The response must be made up of the lines in the entries below that contain "this".
↓↓↓
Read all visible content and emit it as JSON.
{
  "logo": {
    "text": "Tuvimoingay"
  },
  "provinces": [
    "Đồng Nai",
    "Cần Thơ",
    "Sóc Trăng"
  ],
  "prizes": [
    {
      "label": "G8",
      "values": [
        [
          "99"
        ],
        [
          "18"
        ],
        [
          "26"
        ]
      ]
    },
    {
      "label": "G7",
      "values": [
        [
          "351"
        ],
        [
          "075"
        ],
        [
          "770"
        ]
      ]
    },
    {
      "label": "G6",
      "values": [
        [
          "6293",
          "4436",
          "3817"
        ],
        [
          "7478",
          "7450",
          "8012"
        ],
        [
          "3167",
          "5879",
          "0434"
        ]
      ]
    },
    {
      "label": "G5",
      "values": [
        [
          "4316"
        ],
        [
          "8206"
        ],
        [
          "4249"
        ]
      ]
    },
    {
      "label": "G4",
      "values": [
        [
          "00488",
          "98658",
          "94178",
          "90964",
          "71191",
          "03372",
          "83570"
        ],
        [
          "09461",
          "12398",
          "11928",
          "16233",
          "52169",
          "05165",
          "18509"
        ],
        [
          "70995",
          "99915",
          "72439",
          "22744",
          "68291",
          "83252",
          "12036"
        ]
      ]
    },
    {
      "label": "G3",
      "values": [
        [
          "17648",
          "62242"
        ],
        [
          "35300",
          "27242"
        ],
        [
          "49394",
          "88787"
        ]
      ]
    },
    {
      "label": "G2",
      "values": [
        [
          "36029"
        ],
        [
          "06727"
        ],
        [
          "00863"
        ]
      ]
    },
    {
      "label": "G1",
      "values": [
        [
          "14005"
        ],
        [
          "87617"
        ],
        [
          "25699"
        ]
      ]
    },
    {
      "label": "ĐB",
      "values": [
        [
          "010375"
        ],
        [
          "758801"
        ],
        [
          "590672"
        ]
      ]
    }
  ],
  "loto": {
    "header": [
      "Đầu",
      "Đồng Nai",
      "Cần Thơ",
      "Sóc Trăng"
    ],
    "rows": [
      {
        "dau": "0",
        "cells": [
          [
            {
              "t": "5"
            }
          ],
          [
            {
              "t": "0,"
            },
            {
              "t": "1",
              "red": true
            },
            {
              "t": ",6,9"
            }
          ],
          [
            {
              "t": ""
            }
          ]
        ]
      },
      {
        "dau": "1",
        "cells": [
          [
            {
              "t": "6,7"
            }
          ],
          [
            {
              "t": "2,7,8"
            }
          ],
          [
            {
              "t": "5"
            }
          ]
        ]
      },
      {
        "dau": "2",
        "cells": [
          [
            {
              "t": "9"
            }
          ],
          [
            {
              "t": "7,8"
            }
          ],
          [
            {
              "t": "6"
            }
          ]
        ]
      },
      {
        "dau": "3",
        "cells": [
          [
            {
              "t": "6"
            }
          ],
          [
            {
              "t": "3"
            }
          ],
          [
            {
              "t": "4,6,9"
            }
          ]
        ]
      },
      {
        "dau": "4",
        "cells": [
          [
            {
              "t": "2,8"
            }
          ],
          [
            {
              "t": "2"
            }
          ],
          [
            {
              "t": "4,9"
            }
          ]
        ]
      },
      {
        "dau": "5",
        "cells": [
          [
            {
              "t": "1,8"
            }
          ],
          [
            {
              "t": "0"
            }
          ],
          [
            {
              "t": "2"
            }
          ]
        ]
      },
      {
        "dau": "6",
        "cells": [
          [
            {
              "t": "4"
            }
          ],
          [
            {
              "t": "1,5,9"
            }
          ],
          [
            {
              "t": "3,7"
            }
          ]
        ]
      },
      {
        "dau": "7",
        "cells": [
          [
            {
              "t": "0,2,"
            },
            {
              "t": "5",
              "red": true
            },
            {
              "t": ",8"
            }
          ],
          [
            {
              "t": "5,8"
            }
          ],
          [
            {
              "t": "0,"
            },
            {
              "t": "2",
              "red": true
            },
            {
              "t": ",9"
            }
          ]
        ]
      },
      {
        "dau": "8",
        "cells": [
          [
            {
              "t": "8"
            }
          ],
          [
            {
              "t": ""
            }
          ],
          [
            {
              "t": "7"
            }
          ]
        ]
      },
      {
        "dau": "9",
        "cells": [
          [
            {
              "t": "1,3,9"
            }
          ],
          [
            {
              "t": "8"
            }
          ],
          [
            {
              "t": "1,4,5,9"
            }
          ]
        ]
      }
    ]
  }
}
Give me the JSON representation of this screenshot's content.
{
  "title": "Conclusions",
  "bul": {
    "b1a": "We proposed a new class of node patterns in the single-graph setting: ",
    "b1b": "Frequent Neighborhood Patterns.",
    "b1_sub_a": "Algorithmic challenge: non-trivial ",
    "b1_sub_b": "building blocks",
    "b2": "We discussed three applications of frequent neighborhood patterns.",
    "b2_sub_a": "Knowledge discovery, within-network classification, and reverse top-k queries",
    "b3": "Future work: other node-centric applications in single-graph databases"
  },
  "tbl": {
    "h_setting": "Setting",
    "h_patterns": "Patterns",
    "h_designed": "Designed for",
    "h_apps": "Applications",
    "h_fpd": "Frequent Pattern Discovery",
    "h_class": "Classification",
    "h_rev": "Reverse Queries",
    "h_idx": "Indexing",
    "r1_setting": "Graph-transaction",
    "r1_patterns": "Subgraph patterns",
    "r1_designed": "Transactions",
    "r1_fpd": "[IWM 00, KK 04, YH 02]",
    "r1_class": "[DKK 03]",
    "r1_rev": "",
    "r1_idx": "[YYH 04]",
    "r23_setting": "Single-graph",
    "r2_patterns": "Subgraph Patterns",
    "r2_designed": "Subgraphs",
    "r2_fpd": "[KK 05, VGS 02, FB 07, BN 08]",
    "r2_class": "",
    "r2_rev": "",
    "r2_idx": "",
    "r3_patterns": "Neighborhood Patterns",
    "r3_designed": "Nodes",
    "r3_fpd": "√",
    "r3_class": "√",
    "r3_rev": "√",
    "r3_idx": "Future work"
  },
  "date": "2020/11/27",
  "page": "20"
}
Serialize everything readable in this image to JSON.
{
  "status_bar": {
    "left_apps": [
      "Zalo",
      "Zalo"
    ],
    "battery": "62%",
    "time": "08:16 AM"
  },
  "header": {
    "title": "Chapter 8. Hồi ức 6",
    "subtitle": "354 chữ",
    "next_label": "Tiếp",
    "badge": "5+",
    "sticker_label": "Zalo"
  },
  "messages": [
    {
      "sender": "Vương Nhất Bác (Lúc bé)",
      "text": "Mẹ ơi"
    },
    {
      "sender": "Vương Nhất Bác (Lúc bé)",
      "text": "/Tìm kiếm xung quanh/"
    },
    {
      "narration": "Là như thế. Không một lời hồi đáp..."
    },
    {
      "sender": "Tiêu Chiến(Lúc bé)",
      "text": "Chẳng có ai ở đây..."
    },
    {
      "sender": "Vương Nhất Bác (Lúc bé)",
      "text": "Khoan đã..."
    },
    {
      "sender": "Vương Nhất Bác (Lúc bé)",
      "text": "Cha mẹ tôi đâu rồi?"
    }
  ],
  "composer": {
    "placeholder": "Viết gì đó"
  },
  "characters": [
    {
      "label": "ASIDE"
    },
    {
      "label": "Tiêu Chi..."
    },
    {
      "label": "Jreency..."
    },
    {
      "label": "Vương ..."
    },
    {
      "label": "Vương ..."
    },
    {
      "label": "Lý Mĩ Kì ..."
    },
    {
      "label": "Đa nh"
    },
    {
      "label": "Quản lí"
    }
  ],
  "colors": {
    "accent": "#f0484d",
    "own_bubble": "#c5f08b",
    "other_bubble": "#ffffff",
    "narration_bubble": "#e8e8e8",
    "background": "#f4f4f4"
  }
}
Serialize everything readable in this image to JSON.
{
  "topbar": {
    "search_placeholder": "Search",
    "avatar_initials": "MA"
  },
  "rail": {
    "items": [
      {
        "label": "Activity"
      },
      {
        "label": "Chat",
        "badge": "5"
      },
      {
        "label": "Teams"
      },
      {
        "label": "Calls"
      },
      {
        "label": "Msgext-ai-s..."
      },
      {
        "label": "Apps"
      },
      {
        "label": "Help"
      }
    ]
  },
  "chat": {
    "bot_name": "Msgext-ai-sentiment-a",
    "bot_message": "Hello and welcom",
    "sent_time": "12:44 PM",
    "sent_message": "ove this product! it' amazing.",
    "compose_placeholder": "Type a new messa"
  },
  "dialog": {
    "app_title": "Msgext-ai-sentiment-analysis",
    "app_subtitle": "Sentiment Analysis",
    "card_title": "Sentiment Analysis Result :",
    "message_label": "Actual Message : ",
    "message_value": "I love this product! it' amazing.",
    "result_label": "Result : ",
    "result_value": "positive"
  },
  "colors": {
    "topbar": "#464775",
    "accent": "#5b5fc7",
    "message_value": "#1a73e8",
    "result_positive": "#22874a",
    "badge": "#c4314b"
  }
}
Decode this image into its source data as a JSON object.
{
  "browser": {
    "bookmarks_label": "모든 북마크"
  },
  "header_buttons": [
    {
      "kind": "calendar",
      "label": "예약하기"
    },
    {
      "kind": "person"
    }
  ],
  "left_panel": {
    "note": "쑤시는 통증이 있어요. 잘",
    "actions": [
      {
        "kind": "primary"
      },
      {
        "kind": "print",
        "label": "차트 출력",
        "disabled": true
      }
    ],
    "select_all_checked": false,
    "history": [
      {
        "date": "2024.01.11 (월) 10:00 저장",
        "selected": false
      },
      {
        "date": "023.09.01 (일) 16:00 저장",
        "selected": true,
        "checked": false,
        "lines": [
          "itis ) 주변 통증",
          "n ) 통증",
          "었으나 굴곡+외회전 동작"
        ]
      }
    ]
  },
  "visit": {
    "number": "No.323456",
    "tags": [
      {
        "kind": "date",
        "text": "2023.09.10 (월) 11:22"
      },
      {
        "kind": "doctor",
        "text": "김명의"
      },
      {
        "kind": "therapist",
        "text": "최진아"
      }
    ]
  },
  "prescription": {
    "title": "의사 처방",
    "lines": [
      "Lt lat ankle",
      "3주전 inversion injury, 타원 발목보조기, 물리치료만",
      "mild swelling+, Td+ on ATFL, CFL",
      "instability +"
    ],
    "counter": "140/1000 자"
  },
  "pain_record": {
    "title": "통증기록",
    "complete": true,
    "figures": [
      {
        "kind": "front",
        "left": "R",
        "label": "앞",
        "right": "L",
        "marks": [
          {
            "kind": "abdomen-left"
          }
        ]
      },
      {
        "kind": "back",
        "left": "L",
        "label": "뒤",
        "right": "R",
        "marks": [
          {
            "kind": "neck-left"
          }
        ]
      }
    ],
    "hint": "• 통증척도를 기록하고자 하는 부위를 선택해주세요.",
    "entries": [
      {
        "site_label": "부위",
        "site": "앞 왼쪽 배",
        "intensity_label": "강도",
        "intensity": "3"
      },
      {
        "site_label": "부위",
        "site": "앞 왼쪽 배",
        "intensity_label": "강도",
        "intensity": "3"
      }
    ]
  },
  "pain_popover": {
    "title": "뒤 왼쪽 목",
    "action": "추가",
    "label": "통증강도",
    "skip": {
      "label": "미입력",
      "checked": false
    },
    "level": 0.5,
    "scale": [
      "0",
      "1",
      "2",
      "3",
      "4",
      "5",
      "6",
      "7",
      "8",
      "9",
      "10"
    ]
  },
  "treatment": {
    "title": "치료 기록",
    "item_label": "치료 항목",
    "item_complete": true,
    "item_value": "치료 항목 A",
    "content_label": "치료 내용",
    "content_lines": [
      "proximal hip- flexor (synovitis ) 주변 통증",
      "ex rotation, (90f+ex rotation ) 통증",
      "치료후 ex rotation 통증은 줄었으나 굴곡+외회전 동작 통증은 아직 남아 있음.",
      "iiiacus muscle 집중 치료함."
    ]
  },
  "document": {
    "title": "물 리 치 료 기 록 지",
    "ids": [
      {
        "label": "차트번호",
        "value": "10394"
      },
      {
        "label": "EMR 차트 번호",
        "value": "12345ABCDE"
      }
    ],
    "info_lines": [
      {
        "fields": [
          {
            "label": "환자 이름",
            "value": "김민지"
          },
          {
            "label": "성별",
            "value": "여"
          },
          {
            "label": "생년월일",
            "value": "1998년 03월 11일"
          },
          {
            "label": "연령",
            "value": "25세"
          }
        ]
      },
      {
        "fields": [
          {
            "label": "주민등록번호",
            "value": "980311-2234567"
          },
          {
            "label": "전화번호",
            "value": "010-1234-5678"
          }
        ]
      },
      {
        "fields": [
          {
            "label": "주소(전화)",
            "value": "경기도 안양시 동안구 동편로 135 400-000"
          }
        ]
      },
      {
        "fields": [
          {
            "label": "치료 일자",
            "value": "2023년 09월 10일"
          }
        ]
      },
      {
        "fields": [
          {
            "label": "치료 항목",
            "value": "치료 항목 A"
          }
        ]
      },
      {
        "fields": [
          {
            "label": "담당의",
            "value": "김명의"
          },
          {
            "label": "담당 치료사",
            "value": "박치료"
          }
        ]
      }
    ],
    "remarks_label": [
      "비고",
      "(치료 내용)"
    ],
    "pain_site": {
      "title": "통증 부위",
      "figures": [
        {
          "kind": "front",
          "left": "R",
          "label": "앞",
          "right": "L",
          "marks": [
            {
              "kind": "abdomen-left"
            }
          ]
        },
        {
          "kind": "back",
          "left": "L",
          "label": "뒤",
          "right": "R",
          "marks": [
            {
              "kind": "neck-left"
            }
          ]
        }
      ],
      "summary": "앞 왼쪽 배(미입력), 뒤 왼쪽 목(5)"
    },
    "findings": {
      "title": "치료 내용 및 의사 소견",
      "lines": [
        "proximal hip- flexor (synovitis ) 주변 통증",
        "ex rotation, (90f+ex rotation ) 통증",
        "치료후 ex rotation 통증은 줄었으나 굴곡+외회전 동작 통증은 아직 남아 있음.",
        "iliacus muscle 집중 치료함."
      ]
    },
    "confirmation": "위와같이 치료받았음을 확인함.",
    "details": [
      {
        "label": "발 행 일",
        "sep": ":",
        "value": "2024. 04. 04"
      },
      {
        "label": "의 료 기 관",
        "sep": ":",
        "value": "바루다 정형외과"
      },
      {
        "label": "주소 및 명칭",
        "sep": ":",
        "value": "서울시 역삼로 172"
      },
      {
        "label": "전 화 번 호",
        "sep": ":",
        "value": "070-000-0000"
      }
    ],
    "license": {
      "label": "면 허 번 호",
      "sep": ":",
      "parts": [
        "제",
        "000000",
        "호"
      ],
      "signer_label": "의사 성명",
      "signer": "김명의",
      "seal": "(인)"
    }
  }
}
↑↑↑
> [Exercise solution]:
Give me the JSON representation of this screenshot's content.
Serialize everything readable in this image to JSON.
Serialize everything readable in this image to JSON.
    "sent_message": "ove this product! it' amazing.",
    "message_value": "I love this product! it' amazing.",
Decode this image into its source data as a JSON object.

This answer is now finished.